(App and web page records)
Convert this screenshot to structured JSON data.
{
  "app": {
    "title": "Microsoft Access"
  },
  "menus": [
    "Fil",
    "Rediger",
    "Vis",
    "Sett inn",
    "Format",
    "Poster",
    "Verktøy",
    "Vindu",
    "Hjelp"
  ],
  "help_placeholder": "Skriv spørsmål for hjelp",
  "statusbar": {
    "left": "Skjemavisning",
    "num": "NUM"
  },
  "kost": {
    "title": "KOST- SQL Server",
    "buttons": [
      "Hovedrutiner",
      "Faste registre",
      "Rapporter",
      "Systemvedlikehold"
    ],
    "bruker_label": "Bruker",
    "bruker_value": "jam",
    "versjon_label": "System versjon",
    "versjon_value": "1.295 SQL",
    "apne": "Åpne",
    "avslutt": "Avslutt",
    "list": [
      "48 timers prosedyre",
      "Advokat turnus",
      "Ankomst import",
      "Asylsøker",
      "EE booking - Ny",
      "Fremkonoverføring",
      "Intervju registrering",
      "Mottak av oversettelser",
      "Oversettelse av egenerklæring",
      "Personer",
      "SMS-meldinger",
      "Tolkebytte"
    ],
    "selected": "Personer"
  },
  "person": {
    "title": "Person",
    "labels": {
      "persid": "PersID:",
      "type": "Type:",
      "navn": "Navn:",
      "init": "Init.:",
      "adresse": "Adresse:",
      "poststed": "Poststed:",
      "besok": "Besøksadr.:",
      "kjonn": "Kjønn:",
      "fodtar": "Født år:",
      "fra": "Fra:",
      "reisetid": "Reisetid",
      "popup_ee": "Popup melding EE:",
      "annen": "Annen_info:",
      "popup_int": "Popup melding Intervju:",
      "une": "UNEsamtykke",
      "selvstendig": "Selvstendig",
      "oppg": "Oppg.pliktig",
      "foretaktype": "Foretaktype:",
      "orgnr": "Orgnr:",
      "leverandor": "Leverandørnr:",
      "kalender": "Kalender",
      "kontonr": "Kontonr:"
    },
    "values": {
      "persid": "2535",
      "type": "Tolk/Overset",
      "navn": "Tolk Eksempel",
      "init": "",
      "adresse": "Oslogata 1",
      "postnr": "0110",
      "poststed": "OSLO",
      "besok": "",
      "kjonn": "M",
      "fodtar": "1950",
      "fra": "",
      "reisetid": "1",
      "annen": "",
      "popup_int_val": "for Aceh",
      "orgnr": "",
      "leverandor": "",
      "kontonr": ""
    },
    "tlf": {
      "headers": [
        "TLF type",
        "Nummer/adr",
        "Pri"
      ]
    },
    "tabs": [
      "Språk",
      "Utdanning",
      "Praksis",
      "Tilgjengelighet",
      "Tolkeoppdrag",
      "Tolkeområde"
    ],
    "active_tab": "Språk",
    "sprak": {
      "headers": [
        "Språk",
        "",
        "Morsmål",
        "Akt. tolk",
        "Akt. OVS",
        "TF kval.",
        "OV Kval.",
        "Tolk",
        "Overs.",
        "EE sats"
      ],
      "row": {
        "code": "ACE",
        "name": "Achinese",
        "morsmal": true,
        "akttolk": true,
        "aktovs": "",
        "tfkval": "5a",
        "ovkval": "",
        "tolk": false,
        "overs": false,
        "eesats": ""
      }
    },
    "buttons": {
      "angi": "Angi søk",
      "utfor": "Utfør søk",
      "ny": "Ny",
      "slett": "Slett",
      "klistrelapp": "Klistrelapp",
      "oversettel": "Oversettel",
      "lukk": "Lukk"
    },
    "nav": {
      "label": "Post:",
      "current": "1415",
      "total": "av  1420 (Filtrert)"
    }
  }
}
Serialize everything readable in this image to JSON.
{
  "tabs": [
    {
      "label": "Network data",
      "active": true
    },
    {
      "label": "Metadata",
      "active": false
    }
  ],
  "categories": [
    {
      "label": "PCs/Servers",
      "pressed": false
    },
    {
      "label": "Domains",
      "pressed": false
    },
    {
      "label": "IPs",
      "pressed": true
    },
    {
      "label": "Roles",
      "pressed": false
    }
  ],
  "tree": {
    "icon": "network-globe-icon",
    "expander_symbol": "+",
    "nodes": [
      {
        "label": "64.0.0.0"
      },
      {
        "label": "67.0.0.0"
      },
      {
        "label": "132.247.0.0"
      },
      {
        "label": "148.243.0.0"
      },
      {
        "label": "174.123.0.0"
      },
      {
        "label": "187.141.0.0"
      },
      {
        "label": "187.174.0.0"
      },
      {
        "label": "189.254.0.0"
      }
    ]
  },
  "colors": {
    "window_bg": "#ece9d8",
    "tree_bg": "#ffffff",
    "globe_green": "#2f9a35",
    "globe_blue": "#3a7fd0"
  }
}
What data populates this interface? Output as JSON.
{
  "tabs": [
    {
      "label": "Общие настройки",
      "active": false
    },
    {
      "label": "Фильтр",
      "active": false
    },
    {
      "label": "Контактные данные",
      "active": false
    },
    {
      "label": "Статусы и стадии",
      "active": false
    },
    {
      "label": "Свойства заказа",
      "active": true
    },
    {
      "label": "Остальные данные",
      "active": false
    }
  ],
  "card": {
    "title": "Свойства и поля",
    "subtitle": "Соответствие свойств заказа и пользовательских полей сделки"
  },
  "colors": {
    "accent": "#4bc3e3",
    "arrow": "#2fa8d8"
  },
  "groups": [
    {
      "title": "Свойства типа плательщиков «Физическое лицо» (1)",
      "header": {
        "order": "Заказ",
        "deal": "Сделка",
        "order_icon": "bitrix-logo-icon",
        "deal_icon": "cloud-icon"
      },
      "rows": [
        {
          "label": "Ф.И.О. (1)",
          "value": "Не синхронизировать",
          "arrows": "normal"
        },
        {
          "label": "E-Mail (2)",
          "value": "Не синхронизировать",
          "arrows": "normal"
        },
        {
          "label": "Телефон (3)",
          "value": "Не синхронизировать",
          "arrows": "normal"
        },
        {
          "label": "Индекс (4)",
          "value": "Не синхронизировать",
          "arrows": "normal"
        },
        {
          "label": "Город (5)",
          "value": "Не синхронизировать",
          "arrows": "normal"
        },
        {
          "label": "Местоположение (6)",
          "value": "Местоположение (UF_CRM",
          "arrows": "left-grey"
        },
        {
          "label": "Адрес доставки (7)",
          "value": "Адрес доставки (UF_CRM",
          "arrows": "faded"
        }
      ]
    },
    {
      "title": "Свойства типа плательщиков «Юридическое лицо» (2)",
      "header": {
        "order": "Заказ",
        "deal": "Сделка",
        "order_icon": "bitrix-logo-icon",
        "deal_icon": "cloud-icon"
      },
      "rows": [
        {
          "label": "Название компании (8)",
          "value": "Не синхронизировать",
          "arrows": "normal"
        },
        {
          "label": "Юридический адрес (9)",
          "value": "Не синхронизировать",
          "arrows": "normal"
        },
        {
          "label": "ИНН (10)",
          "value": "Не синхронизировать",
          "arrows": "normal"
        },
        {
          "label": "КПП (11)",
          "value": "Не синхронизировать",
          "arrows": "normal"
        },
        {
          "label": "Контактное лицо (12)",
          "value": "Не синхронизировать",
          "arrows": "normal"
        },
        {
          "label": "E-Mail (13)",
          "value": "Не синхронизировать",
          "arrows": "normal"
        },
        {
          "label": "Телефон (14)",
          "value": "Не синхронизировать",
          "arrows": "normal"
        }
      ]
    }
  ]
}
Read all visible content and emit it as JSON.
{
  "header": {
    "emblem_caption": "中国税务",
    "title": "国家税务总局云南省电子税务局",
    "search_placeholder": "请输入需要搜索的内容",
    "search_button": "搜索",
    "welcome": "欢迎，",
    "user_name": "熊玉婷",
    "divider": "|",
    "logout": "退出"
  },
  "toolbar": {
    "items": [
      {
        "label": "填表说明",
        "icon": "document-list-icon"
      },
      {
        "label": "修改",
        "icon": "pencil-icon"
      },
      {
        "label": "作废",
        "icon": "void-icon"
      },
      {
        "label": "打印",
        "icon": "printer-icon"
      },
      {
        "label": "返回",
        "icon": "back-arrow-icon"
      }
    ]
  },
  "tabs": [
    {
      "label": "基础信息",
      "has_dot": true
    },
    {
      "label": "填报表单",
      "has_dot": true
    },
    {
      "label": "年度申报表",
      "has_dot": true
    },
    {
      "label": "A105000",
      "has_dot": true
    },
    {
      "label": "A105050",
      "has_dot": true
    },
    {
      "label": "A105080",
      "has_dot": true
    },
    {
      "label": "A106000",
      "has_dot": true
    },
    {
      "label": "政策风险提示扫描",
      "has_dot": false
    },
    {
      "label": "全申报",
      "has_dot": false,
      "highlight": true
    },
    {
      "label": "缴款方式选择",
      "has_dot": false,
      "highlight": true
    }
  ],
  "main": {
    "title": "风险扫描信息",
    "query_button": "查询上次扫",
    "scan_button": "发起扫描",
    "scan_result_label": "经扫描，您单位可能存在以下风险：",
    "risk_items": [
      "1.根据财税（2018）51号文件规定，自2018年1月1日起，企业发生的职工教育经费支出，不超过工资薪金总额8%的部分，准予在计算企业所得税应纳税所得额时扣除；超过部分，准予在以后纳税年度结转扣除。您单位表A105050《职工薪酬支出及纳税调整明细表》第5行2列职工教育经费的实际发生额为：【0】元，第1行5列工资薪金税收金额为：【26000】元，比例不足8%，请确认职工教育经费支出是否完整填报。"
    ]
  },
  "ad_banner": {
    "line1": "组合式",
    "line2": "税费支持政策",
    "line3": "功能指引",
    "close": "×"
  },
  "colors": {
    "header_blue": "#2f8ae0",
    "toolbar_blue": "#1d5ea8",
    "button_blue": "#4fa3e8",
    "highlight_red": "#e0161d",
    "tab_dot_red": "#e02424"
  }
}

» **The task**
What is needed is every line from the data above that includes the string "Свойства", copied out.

» **Solution to this exercise**
      "label": "Свойства заказа",
    "title": "Свойства и поля",
      "title": "Свойства типа плательщиков «Физическое лицо» (1)",
      "title": "Свойства типа плательщиков «Юридическое лицо» (2)",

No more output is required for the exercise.